Parkinson’s medications may impair body’s ability to keep cool: Study
Drugs may pose potential harm to patients, lead to heat-related illness
Medications commonly used in the treatment of Parkinson’s disease may affect the body’s ability to control its core temperature, part of the body’s so-called automatic functions, which include sweating, a review study found.
Such agents — which include anticholinergic medications and cholinesterase inhibitors, dopamine replacement therapies, and dopamine agonists — may impair the body’s ability to keep cool, which can pose a potential threat to people with Parkinson’s, according to researchers.
“Physicians are often unaware of the potential harms certain drugs may cause by compromising the body’s thermoregulatory control mechanisms,” Melvin Leow, PhD, a clinical associate professor at the Yong Loo Lin School of Medicine at the National University of Singapore, and one of the study’s authors, said in a university press release.
“This is an especially important area to delve into as those with chronic diseases and older adults are susceptible to adverse health outcomes in the heat, due to their reduced thermoregulatory capacity,” Leow added, noting climate change also may have an impact on patients.
The review, “Effects of medications on heat loss capacity in chronic disease patients: health implications amidst global warming,” was published in the journal Pharmacological Reviews.
Use of Parkinson’s medications may increase patients’ risk of heat-related illness
Parkinson’s is caused by the death and dysfunction of cells in the brain responsible for making the signaling molecule dopamine. This loss or drop in dopamine levels results in the accumulation of acetylcholine, a chemical messenger nerve cells use to signal muscles to contract, leading to the disease’s typical motor symptoms. An imbalance in dopamine and acetylcholine is believed to drive Parkinson’s progression.
Anticholinergic medications and cholinesterase inhibitors are a class of therapies often used to control overall Parkinson’s disease symptoms. Anticholinergic medications are designed to block the action of acetylcholine, while cholinesterase inhibitors prevent an enzyme, called acetylcholinesterase, from breaking down acetylcholine.
However, while these medicines can be helpful for controlling symptoms, researchers at the National University of Singapore now highlight that they can impact other body systems, namely the ability to control body temperature.
This means that these medications can increase the risk among patients of developing illnesses related to heat and high temperatures.
“Clinicians need to consider that the use of medications which alter the levels of ACh [acetylcholine] may confer an increased risk of developing heat-related illnesses in patients.
In their review, the team described the case of a patient treated with the anticholinergic Artane (trihexyphenidyl) and Thorazine (chlorpromazine) who developed heat stroke and heat exhaustion.
The use of anticholinergics also has been linked to an increased rate of rise in core body temperature under heat stress in young healthy adults.
According to the researchers, “clinicians need to consider that the use of medications which alter the levels of ACh [acetylcholine] may confer an increased risk of developing heat-related illnesses in patients.”
Indeed, the team added that “future research should consider dose-response studies on Ach [acetylcholine ]-modulating medications to identify the ‘dose threshold’ at which thermoregulatory responses will be altered (and how it will be altered).”
Dopamine replacement therapies, such as levodopa, and dopamine agonists, which work by mimicking dopamine in the brain, are now the mainstay of Parkinson’s treatment.
However, these agents may significantly influence the body’s capacity to regulate temperature.
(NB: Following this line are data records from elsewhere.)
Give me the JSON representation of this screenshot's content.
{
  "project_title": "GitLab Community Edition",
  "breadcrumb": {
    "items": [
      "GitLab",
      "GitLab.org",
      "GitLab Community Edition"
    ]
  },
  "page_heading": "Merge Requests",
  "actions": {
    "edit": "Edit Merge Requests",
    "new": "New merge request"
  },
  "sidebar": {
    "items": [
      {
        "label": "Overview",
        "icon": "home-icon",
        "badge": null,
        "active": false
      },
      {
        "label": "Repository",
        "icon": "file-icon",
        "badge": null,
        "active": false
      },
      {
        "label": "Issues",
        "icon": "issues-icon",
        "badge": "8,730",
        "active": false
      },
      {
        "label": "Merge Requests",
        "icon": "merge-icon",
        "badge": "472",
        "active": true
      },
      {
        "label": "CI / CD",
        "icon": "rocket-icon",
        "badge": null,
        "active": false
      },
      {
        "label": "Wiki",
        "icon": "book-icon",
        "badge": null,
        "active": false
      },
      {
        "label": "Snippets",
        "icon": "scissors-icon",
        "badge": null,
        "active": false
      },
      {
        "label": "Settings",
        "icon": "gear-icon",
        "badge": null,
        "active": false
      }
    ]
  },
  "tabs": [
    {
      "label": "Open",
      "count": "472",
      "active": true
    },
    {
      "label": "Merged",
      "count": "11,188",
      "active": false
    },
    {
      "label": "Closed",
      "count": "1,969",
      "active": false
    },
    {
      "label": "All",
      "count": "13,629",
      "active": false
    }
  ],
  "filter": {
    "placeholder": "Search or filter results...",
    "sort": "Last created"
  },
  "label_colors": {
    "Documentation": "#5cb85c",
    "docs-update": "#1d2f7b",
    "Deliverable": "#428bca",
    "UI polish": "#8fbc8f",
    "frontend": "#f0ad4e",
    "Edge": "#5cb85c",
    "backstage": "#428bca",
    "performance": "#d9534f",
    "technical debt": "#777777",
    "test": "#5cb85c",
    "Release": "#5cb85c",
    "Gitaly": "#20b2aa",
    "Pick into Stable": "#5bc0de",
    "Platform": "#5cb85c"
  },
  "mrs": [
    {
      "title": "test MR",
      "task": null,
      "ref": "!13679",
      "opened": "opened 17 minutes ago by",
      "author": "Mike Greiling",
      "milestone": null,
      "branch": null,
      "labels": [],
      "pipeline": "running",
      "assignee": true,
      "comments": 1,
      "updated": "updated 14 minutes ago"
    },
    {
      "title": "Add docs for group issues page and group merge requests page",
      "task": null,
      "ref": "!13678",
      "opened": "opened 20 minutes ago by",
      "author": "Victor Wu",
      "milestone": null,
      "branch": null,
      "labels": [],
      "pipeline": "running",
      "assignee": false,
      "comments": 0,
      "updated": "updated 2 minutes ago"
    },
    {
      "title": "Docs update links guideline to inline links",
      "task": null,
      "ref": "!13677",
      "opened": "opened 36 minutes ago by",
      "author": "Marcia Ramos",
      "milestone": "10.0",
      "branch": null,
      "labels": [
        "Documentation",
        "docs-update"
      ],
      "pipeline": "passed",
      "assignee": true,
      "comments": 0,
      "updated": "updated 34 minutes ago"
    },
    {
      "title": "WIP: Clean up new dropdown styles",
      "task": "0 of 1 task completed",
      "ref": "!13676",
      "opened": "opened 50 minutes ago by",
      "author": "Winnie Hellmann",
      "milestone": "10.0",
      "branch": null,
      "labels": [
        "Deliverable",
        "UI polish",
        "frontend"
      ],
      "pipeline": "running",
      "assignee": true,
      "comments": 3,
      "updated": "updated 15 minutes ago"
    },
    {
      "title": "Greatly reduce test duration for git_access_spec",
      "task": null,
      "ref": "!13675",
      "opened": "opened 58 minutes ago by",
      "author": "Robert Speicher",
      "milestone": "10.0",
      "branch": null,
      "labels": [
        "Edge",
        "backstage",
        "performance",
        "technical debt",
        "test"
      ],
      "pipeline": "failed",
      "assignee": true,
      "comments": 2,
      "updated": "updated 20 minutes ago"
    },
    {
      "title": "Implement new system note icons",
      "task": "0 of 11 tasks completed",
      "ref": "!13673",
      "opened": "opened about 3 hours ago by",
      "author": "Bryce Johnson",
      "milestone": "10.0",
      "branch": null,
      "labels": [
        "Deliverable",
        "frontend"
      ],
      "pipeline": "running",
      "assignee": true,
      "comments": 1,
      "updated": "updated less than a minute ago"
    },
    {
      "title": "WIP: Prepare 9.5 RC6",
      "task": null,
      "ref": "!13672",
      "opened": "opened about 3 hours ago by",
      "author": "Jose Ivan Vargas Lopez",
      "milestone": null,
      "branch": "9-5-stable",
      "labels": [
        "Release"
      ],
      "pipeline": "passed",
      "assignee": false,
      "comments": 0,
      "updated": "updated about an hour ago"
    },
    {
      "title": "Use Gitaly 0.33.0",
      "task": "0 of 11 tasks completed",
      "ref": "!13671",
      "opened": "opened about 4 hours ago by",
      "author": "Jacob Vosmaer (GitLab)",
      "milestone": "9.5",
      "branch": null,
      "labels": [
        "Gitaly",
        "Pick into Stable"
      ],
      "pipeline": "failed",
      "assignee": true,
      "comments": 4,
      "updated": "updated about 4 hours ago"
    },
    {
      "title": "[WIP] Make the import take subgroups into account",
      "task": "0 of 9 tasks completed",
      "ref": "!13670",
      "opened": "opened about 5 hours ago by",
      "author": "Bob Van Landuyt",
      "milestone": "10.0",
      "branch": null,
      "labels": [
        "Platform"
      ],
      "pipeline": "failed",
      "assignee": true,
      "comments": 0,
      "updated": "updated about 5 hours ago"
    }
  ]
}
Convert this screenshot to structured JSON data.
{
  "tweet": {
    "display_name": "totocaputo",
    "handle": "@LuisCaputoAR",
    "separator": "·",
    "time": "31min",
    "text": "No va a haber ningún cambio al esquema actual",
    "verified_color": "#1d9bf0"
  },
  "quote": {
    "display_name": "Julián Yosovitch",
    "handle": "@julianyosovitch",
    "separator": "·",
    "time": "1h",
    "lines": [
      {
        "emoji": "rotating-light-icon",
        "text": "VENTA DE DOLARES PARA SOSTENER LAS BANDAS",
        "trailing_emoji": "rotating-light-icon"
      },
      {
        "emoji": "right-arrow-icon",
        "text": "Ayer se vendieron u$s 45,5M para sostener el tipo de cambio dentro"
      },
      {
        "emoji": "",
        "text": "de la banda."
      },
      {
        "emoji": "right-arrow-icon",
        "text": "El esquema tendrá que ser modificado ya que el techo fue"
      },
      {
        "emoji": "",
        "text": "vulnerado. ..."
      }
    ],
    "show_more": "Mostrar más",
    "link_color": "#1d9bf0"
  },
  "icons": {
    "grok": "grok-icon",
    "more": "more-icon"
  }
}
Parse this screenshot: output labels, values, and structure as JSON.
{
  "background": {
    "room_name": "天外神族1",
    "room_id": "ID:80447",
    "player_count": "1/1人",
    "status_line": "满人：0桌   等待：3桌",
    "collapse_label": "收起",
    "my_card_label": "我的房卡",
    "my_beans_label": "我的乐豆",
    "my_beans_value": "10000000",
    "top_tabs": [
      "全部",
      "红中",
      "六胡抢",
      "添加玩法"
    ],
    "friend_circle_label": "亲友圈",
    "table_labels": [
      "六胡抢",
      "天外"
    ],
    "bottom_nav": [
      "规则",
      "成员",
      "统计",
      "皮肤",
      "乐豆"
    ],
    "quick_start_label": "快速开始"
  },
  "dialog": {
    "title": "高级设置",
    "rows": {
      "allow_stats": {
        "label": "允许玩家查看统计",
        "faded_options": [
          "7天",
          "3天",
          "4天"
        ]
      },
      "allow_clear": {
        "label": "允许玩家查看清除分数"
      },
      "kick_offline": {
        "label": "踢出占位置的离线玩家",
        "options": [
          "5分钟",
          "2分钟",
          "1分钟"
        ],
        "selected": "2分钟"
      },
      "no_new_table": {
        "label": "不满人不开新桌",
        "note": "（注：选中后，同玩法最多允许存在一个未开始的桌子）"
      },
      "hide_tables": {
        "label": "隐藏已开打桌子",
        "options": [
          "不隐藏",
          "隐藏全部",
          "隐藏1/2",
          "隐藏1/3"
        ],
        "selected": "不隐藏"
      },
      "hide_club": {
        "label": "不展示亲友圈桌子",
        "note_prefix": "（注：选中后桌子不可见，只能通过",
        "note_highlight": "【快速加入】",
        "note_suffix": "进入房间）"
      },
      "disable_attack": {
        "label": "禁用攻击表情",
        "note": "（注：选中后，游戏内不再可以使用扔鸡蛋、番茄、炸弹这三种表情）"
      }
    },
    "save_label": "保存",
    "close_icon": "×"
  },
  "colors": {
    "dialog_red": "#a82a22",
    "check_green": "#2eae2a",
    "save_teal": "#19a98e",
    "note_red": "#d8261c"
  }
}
In one case report, levodopa helped to stabilize the body temperature of a Parkinson’s patient experiencing spontaneous periodic hypothermia, a condition marked by a drop in body temperature below 35°C (95°F). According to researchers, this highlights “the central control of thermoregulation by” dopamine.
Researchers cite concerns about impact of rising global temperatures
Additionally, according to researchers, reports have linked the rapid withdrawal of levodopa or dopamine agonists to a rare condition, called parkinsonism hyperpyrexia syndrome, in which body temperatures rises as high as 40°C (104°F).
These findings highlight the importance to “note the potential thermoregulatory dangers of patients adjusting their dosage or withdrawing from DPA [dopamine] replacement agents or dopaminergic medications,” the researchers wrote.
One issue with many common Parkinson’s medications — and those for other related disorders — are that the drugs “can make it harder for the human body to handle hot weather by
reducing its ability to sweat or increase blood flow to the skin,” the university release stated.
Adding climate change to this mix amplifies the impact that can have, the researchers noted.
“Rising global temperatures caused by climate change pose a significant health concern for clinical patients reliant on long-term medications and healthcare,” said Jericho Wee, a PhD candidate at the National University of Singapore and the study’s first author.
“Increasingly, we will continue to see more elderly patients, many who have multiple health conditions and are taking different types of medication concurrently to manage their chronic diseases, compounding the risk of heat-related illness and dehydration,” Wee said, adding, “Understanding how each medication impacts thermoregulation, in the face of warmer environments, is the crucial first step to predicting the possible health outcomes when multiple medications are taken concurrently.”